When families hear student-loan debt has reached $1 trillion, it—not surprisingly—causes them to pause before allowing their children to borrow for college.
Yet, a new report from the New America Foundation shows that 40 percent of student debt is being racked up by students pursuing graduate and professional degrees.
Borrowing for postgraduate work surged substantially between 2008 and 2012—and not just for those pursuing high-cost credentials in medicine or law. The Washington-based think tank finds that students earning a master of arts degree in 2004 took out an average of $38,000 in loans and by 2012 that amount, adjusted for inflation, increased to $59,000.
The author of the report, Jason Delilse, director of the New American Federal Education Project, writes that lumping together graduate and undergraduate debt distorts how Americans view issues of college costs and how policymakers should respond. Delilse suggests there are serious flaws in the way the federal government structures its aid program for graduate students and reforms are needed, particularly to income-based repayment plans.
Recent surveys show borrowing and college costs are a major concern in the college-selection process for families. The complicated financial-aid system leaves some students surprised about the amount of debt they accrue. Others don’t understand the bottom-line price and aid available, particularly for disadvantaged students who aren’t familiar with the system, leaving many undermatching—or not reaching for the best schools because of the high sticker price.
In its analysis, New America used data from the U.S. Department of Education’s National Postsecondary Student Aid Study for students who completed graduate degrees in 2004, 2008 and 2012.

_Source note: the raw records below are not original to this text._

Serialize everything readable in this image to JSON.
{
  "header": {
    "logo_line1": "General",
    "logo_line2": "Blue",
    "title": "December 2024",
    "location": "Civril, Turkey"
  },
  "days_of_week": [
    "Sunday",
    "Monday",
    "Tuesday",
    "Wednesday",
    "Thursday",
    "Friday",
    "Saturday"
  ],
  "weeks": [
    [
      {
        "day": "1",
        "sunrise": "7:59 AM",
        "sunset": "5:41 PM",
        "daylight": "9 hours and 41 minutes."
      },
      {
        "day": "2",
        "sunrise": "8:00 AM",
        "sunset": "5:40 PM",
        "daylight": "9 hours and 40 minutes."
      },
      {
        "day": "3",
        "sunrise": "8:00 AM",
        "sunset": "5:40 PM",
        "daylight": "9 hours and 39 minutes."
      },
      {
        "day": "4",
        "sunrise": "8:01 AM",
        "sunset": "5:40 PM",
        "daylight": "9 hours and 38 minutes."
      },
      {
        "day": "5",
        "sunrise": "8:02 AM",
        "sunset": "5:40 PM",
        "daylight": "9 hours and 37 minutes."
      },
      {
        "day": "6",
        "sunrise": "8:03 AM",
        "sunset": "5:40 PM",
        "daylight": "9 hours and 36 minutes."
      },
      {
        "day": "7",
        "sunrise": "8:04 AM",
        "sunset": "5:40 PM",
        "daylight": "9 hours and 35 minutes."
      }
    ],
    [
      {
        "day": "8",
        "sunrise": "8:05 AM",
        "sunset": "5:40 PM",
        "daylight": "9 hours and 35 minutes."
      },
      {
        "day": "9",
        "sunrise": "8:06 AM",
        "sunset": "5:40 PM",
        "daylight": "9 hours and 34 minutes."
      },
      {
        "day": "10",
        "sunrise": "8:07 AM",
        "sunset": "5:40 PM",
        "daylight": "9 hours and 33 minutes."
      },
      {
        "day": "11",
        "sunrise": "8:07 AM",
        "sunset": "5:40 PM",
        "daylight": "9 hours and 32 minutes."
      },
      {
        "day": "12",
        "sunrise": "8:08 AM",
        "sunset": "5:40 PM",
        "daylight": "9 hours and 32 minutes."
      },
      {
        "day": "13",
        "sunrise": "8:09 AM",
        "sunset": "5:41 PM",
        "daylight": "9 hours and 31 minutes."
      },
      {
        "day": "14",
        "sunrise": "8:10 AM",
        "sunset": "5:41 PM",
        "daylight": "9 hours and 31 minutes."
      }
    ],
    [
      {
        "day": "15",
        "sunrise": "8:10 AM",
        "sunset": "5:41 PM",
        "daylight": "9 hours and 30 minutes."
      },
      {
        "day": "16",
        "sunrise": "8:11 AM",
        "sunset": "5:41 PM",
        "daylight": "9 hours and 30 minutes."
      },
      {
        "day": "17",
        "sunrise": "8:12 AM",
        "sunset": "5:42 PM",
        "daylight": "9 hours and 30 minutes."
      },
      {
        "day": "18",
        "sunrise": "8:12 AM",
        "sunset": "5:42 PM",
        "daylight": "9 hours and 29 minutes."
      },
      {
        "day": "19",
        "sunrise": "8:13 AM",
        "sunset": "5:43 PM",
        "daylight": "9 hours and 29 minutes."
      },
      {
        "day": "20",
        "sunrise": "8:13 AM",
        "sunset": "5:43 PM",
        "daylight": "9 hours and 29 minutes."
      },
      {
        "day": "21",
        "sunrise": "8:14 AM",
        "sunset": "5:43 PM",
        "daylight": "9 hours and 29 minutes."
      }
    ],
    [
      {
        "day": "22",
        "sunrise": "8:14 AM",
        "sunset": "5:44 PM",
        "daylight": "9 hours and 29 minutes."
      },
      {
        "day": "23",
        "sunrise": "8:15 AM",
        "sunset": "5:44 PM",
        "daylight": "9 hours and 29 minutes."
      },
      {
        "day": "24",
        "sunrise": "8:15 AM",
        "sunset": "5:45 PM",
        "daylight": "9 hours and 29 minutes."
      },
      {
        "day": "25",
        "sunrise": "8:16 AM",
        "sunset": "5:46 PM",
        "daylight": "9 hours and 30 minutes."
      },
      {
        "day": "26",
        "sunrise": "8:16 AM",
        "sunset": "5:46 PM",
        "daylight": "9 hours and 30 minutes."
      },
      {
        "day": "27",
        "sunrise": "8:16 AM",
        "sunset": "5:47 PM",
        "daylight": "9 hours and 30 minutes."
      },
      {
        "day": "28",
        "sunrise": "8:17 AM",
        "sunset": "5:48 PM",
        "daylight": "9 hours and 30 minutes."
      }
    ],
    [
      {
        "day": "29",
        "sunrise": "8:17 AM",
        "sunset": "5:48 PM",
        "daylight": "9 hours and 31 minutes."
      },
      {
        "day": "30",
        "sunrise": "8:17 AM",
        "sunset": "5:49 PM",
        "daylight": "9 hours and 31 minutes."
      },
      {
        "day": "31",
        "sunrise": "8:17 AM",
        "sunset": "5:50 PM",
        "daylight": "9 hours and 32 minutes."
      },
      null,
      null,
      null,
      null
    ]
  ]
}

A version of this news article first appeared in the College Bound blog.